MATERIAL TO PROCESS START

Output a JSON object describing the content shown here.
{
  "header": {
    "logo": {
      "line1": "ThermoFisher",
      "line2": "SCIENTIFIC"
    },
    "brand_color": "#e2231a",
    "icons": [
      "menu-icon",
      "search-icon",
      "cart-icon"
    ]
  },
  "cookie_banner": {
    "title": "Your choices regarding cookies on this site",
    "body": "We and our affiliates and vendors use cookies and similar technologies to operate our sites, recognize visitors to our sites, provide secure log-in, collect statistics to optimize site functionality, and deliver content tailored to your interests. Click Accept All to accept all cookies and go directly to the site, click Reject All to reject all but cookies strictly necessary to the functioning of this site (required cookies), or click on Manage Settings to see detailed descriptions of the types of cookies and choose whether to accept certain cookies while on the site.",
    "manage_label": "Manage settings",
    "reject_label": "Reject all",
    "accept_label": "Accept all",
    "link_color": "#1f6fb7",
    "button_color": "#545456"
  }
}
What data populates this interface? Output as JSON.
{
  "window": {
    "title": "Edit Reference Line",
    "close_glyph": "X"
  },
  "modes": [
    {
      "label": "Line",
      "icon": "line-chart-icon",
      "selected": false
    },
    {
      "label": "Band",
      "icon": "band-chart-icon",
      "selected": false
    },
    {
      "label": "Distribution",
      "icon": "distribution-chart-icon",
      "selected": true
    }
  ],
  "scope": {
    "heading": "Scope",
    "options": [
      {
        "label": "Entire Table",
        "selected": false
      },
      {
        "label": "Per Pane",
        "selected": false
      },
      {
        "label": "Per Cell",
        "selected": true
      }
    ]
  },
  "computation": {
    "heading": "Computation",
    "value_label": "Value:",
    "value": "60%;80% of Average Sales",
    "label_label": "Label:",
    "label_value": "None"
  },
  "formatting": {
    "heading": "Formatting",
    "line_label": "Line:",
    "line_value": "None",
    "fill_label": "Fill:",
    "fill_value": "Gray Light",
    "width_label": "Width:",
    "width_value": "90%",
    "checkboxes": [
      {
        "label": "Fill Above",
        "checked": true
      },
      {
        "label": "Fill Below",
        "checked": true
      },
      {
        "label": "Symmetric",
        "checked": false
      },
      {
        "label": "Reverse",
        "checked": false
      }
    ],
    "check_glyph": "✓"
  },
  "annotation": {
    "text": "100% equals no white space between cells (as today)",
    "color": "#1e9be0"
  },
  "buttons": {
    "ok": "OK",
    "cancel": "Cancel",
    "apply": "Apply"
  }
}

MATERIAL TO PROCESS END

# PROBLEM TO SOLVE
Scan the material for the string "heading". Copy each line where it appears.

# YOUR SOLUTION
    "heading": "Scope",
    "heading": "Computation",
    "heading": "Formatting",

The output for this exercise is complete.